Pukahuta, C, Limtong, S, Suwanarit, P and Nutalaya, S 2000. Species diversity of Trichoderma contaminating shiitake production houses in Thailand. Kasetsart J (Nat Sci). 34:478-485.
Rifai, MR 1969. A Revision of the genus Trichoderma. Mycological papers, No. 16. Commonwealth Mycological Institute, Kew. 56.
Roiger, DJ, Jeffers, SN and Caldwell, RW 1991. Occurrence of Trichoderma species in apple orchard and woodland soils. Soil Biol Biochem. 23:353-359.
Samuels, GJ 2006. Trichoderma: systematics, the sexual state, and ecology. Phytopathology. 96:195-206.
crossref pmid
Statistics of Forest Product’s Trade. 2018 Export status by country as of September 2019 (total). URL 10 September 2019.
Tamura, K, Stecher, G, Peterson, D, Filipski, A and Kumar, S 2013. MEGA6: molecular evolutionary genetics analysis version 6.0. Mol Biol Evol. 30:2725-2729.
crossref pmid pmc
Tang, CS, Yanagihara, K and Zhang, Y 1992. 1-Butyl isocyanate from Benlate formulations. Arch Environ Contam Toxicol. 23:270-272.
crossref pdf
Teather, RM and Wood, PJ 1982. Use of Congo red-polysaccharide interactions in enumeration and characterization of cellulolytic bacteria from bovine rumen. Appl Environ Microbiol. 43:777-780.
crossref pmid pmc
Togashi, I, Itoh, K, Gisusi, S and Harada, A 1997. Distribution of airborne fungi in fruiting houses for the sawdust-based cultivation of Lentinus edodes. J Hokkaido For Prod Res Inst. 11:1-4.
Tokimoto, K and Komatsu, M 1979. Effect of carbon and nitrogen sources in media on the hypha interference between Lentinus edodes and some species of Trichoderma. Ann Phytopathol Soc Jpn. 45:261-264.
Wang, G, Cao, X, Ma, Z, Guo, M, Liu, C, Yan, L and Bian, Y 2016. Diversity and effect of Trichoderma spp. associated with green mold disease on Lentinula edodes in China. Mycobiology. 5:709-718.
Wuest, PJ, Anton, LA and Beyer, DM 1996. Mushroom crop losses associated with Trichoderma green mold when compost was infested prior to casing and the casing was CAC’d or deep-scratched. Mushroom Green Mold Round Table. Penn State University, State College, PA, USA. 43.
Yoon, JH, Park, JE, Suh, DY, Hong, SB, Ko, SJ and Kim, SH 2007. Comparison of dyes for easy detection of extracellulase in fungi. Mycobiology. 35:21-24.
crossref pmid pmc
METRICS Graph View
  • 7 Web of Science
  • 5 Crossref
  •  0 Scopus
  • 3,124 View
  • 51 Download
Related articles

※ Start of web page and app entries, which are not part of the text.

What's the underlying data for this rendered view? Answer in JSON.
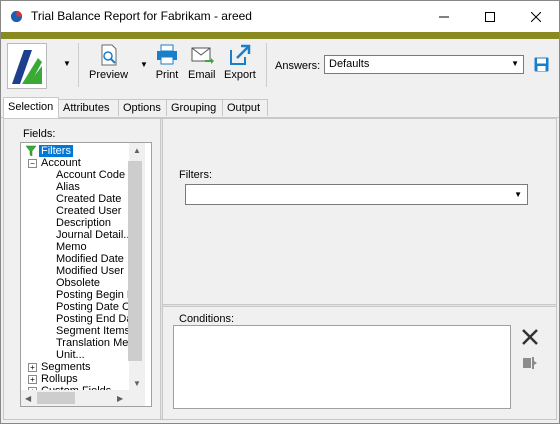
{
  "window": {
    "title": "Trial Balance Report for Fabrikam - areed",
    "controls": [
      "minimize-icon",
      "maximize-icon",
      "close-icon"
    ]
  },
  "toolbar": {
    "preview_label": "Preview",
    "print_label": "Print",
    "email_label": "Email",
    "export_label": "Export",
    "answers_label": "Answers:",
    "answers_value": "Defaults"
  },
  "tabs": [
    {
      "label": "Selection",
      "active": true
    },
    {
      "label": "Attributes"
    },
    {
      "label": "Options"
    },
    {
      "label": "Grouping"
    },
    {
      "label": "Output"
    }
  ],
  "fields": {
    "label": "Fields:",
    "tree": {
      "root": "Filters",
      "account": "Account",
      "account_children": [
        "Account Code",
        "Alias",
        "Created Date",
        "Created User",
        "Description",
        "Journal Detail...",
        "Memo",
        "Modified Date",
        "Modified User",
        "Obsolete",
        "Posting Begin D",
        "Posting Date C",
        "Posting End Da",
        "Segment Items",
        "Translation Me",
        "Unit..."
      ],
      "segments": "Segments",
      "rollups": "Rollups",
      "custom_fields": "Custom Fields"
    }
  },
  "filters": {
    "label": "Filters:",
    "value": ""
  },
  "conditions": {
    "label": "Conditions:"
  },
  "colors": {
    "title_bar": "#ffffff",
    "accent_strip": "#8a8a22",
    "icon_blue": "#1a7fc9",
    "logo_green": "#3aa935",
    "logo_navy": "#1d3f8c",
    "selection": "#0078d7"
  }
}
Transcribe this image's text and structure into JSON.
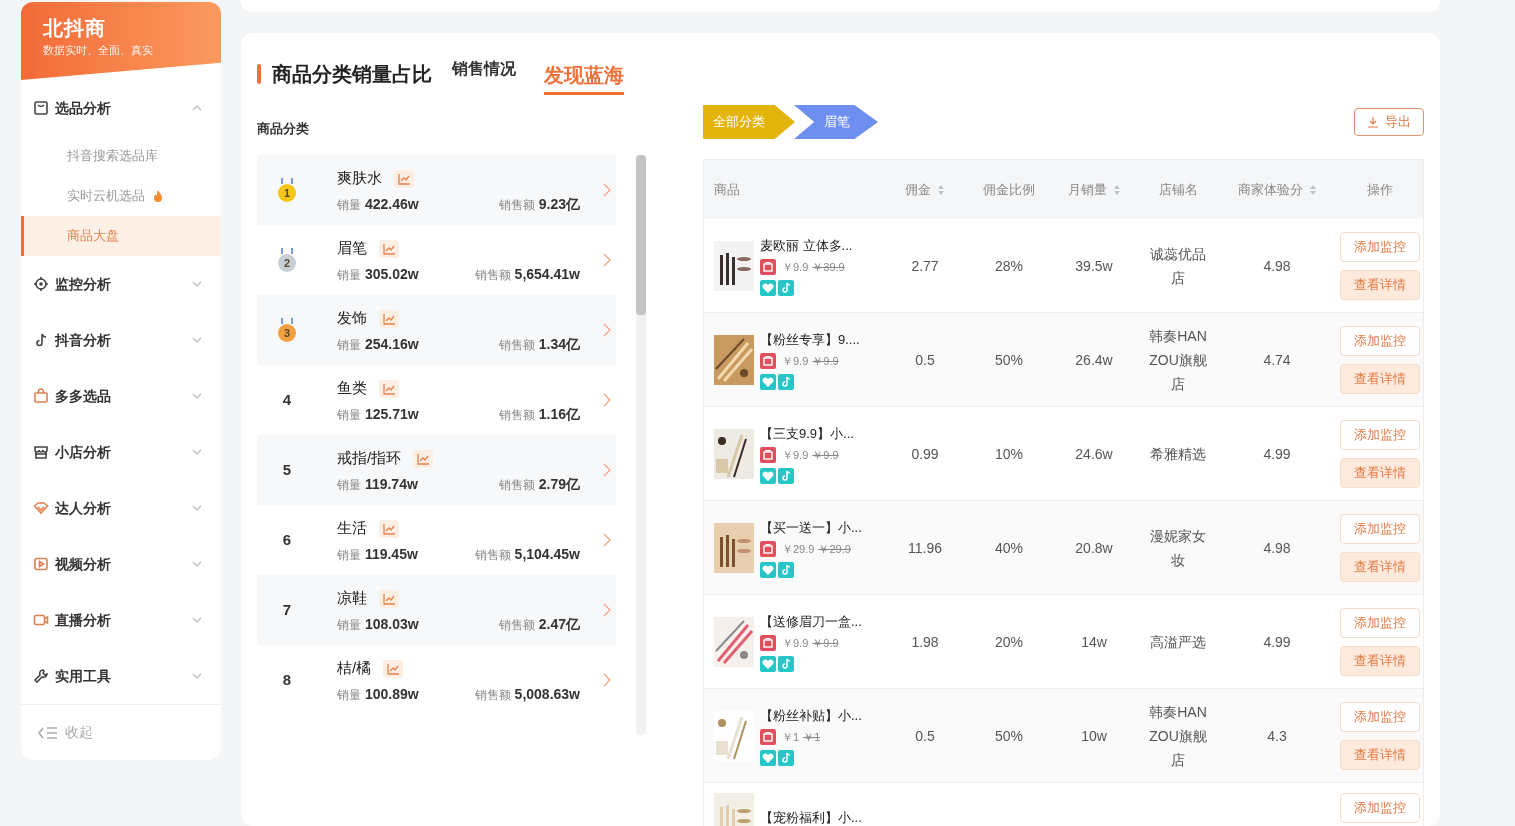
{
  "sidebar": {
    "brand": "北抖商",
    "tagline": "数据实时、全面、真实",
    "menu": [
      {
        "label": "选品分析",
        "expanded": true,
        "children": [
          {
            "label": "抖音搜索选品库",
            "selected": false,
            "hot": false
          },
          {
            "label": "实时云机选品",
            "selected": false,
            "hot": true
          },
          {
            "label": "商品大盘",
            "selected": true,
            "hot": false
          }
        ]
      },
      {
        "label": "监控分析",
        "expanded": false
      },
      {
        "label": "抖音分析",
        "expanded": false
      },
      {
        "label": "多多选品",
        "expanded": false
      },
      {
        "label": "小店分析",
        "expanded": false
      },
      {
        "label": "达人分析",
        "expanded": false
      },
      {
        "label": "视频分析",
        "expanded": false
      },
      {
        "label": "直播分析",
        "expanded": false
      },
      {
        "label": "实用工具",
        "expanded": false
      }
    ],
    "collapse": "收起"
  },
  "main": {
    "title": "商品分类销量占比",
    "tabs": [
      {
        "label": "销售情况",
        "selected": false
      },
      {
        "label": "发现蓝海",
        "selected": true
      }
    ],
    "category_label": "商品分类",
    "categories": [
      {
        "rank": "1",
        "kind": "medal",
        "color": "#f5c518",
        "name": "爽肤水",
        "sales_label": "销量",
        "sales": "422.46w",
        "revenue_label": "销售额",
        "revenue": "9.23亿"
      },
      {
        "rank": "2",
        "kind": "medal",
        "color": "#c9ced6",
        "name": "眉笔",
        "sales_label": "销量",
        "sales": "305.02w",
        "revenue_label": "销售额",
        "revenue": "5,654.41w"
      },
      {
        "rank": "3",
        "kind": "medal",
        "color": "#f0a040",
        "name": "发饰",
        "sales_label": "销量",
        "sales": "254.16w",
        "revenue_label": "销售额",
        "revenue": "1.34亿"
      },
      {
        "rank": "4",
        "kind": "plain",
        "name": "鱼类",
        "sales_label": "销量",
        "sales": "125.71w",
        "revenue_label": "销售额",
        "revenue": "1.16亿"
      },
      {
        "rank": "5",
        "kind": "plain",
        "name": "戒指/指环",
        "sales_label": "销量",
        "sales": "119.74w",
        "revenue_label": "销售额",
        "revenue": "2.79亿"
      },
      {
        "rank": "6",
        "kind": "plain",
        "name": "生活",
        "sales_label": "销量",
        "sales": "119.45w",
        "revenue_label": "销售额",
        "revenue": "5,104.45w"
      },
      {
        "rank": "7",
        "kind": "plain",
        "name": "凉鞋",
        "sales_label": "销量",
        "sales": "108.03w",
        "revenue_label": "销售额",
        "revenue": "2.47亿"
      },
      {
        "rank": "8",
        "kind": "plain",
        "name": "桔/橘",
        "sales_label": "销量",
        "sales": "100.89w",
        "revenue_label": "销售额",
        "revenue": "5,008.63w"
      }
    ],
    "breadcrumb": [
      {
        "label": "全部分类",
        "color": "#e3b50c"
      },
      {
        "label": "眉笔",
        "color": "#6f8ff0"
      }
    ],
    "export_button": "导出",
    "table": {
      "columns": [
        {
          "label": "商品",
          "sortable": false
        },
        {
          "label": "佣金",
          "sortable": true
        },
        {
          "label": "佣金比例",
          "sortable": false
        },
        {
          "label": "月销量",
          "sortable": true
        },
        {
          "label": "店铺名",
          "sortable": false
        },
        {
          "label": "商家体验分",
          "sortable": true
        },
        {
          "label": "操作",
          "sortable": false
        }
      ],
      "rows": [
        {
          "title": "麦欧丽 立体多...",
          "price": "￥9.9",
          "original_price": "￥39.9",
          "commission": "2.77",
          "rate": "28%",
          "monthly_sales": "39.5w",
          "shop": "诚蕊优品店",
          "score": "4.98",
          "actions": [
            "添加监控",
            "查看详情"
          ]
        },
        {
          "title": "【粉丝专享】9....",
          "price": "￥9.9",
          "original_price": "￥9.9",
          "commission": "0.5",
          "rate": "50%",
          "monthly_sales": "26.4w",
          "shop": "韩奏HANZOU旗舰店",
          "score": "4.74",
          "actions": [
            "添加监控",
            "查看详情"
          ]
        },
        {
          "title": "【三支9.9】小...",
          "price": "￥9.9",
          "original_price": "￥9.9",
          "commission": "0.99",
          "rate": "10%",
          "monthly_sales": "24.6w",
          "shop": "希雅精选",
          "score": "4.99",
          "actions": [
            "添加监控",
            "查看详情"
          ]
        },
        {
          "title": "【买一送一】小...",
          "price": "￥29.9",
          "original_price": "￥29.9",
          "commission": "11.96",
          "rate": "40%",
          "monthly_sales": "20.8w",
          "shop": "漫妮家女妆",
          "score": "4.98",
          "actions": [
            "添加监控",
            "查看详情"
          ]
        },
        {
          "title": "【送修眉刀一盒...",
          "price": "￥9.9",
          "original_price": "￥9.9",
          "commission": "1.98",
          "rate": "20%",
          "monthly_sales": "14w",
          "shop": "高溢严选",
          "score": "4.99",
          "actions": [
            "添加监控",
            "查看详情"
          ]
        },
        {
          "title": "【粉丝补贴】小...",
          "price": "￥1",
          "original_price": "￥1",
          "commission": "0.5",
          "rate": "50%",
          "monthly_sales": "10w",
          "shop": "韩奏HANZOU旗舰店",
          "score": "4.3",
          "actions": [
            "添加监控",
            "查看详情"
          ]
        },
        {
          "title": "【宠粉福利】小...",
          "actions": [
            "添加监控"
          ]
        }
      ]
    }
  }
}
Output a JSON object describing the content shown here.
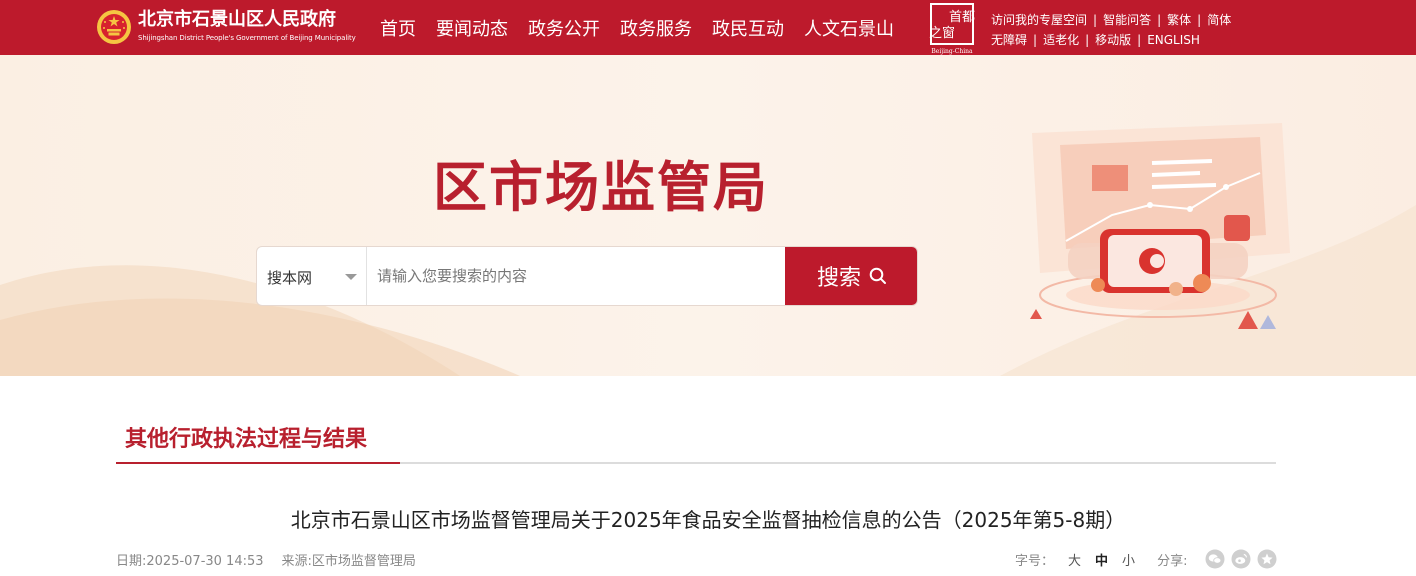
{
  "header": {
    "site_name": "北京市石景山区人民政府",
    "site_name_en": "Shijingshan District People's Government of Beijing Municipality",
    "nav": [
      {
        "label": "首页"
      },
      {
        "label": "要闻动态"
      },
      {
        "label": "政务公开"
      },
      {
        "label": "政务服务"
      },
      {
        "label": "政民互动"
      },
      {
        "label": "人文石景山"
      }
    ],
    "seal_text": [
      "首都",
      "之窗"
    ],
    "seal_en": "Beijing-China",
    "util_links_row1": [
      "访问我的专屋空间",
      "智能问答",
      "繁体",
      "简体"
    ],
    "util_links_row2": [
      "无障碍",
      "适老化",
      "移动版",
      "ENGLISH"
    ],
    "colors": {
      "brand": "#bd1a2c"
    }
  },
  "banner": {
    "title": "区市场监管局",
    "search": {
      "scope_label": "搜本网",
      "placeholder": "请输入您要搜索的内容",
      "button_label": "搜索",
      "icon": "search-icon"
    }
  },
  "section": {
    "title": "其他行政执法过程与结果"
  },
  "article": {
    "title": "北京市石景山区市场监督管理局关于2025年食品安全监督抽检信息的公告（2025年第5-8期）",
    "date": "日期:2025-07-30 14:53",
    "source": "来源:区市场监督管理局",
    "font_size_label": "字号：",
    "font_sizes": [
      "大",
      "中",
      "小"
    ],
    "share_label": "分享:",
    "share_icons": [
      "wechat-icon",
      "weibo-icon",
      "favorite-icon"
    ]
  }
}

Editorial Office
Rm,904 (New Bldg.) The Korean Science & Technology Center 22,
Teheran-ro 7-Gil, Gangnamgu, Seoul 06130, Korea
Tel: +82-2-557-9360    Fax: +82-2-557-9361    E-mail:                

Copyright © 2024 by Korean Society of Plant Pathology.

Developed in M2PI

Close layer
prev next